### Your goal
Write the records out once more, exactly as they are given.

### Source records
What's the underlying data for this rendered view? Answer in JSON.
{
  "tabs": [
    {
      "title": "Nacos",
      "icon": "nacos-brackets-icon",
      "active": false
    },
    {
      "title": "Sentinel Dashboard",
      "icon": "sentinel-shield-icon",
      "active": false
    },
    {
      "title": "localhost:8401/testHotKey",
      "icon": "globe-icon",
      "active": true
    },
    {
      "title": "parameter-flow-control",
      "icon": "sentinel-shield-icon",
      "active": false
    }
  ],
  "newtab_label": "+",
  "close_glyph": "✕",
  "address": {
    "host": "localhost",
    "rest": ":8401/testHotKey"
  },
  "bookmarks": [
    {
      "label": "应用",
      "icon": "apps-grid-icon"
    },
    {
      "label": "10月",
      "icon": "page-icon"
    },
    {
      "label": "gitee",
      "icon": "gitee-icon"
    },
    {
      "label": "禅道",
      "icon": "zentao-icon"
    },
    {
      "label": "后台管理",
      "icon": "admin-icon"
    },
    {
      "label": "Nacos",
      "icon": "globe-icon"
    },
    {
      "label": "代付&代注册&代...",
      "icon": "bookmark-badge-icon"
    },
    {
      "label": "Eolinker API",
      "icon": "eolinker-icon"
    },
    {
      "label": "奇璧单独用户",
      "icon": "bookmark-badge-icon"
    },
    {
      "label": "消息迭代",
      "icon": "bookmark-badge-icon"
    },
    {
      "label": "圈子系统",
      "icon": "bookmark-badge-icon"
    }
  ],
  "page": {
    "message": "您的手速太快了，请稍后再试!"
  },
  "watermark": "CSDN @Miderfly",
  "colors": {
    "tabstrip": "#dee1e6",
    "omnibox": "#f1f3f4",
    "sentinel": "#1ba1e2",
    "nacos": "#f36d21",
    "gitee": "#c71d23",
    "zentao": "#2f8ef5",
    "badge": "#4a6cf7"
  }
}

### Written solution
What's the underlying data for this rendered view? Answer in JSON.
{
  "tabs": [
    {
      "title": "Nacos",
      "icon": "nacos-brackets-icon",
      "active": false
    },
    {
      "title": "Sentinel Dashboard",
      "icon": "sentinel-shield-icon",
      "active": false
    },
    {
      "title": "localhost:8401/testHotKey",
      "icon": "globe-icon",
      "active": true
    },
    {
      "title": "parameter-flow-control",
      "icon": "sentinel-shield-icon",
      "active": false
    }
  ],
  "newtab_label": "+",
  "close_glyph": "✕",
  "address": {
    "host": "localhost",
    "rest": ":8401/testHotKey"
  },
  "bookmarks": [
    {
      "label": "应用",
      "icon": "apps-grid-icon"
    },
    {
      "label": "10月",
      "icon": "page-icon"
    },
    {
      "label": "gitee",
      "icon": "gitee-icon"
    },
    {
      "label": "禅道",
      "icon": "zentao-icon"
    },
    {
      "label": "后台管理",
      "icon": "admin-icon"
    },
    {
      "label": "Nacos",
      "icon": "globe-icon"
    },
    {
      "label": "代付&代注册&代...",
      "icon": "bookmark-badge-icon"
    },
    {
      "label": "Eolinker API",
      "icon": "eolinker-icon"
    },
    {
      "label": "奇璧单独用户",
      "icon": "bookmark-badge-icon"
    },
    {
      "label": "消息迭代",
      "icon": "bookmark-badge-icon"
    },
    {
      "label": "圈子系统",
      "icon": "bookmark-badge-icon"
    }
  ],
  "page": {
    "message": "您的手速太快了，请稍后再试!"
  },
  "watermark": "CSDN @Miderfly",
  "colors": {
    "tabstrip": "#dee1e6",
    "omnibox": "#f1f3f4",
    "sentinel": "#1ba1e2",
    "nacos": "#f36d21",
    "gitee": "#c71d23",
    "zentao": "#2f8ef5",
    "badge": "#4a6cf7"
  }
}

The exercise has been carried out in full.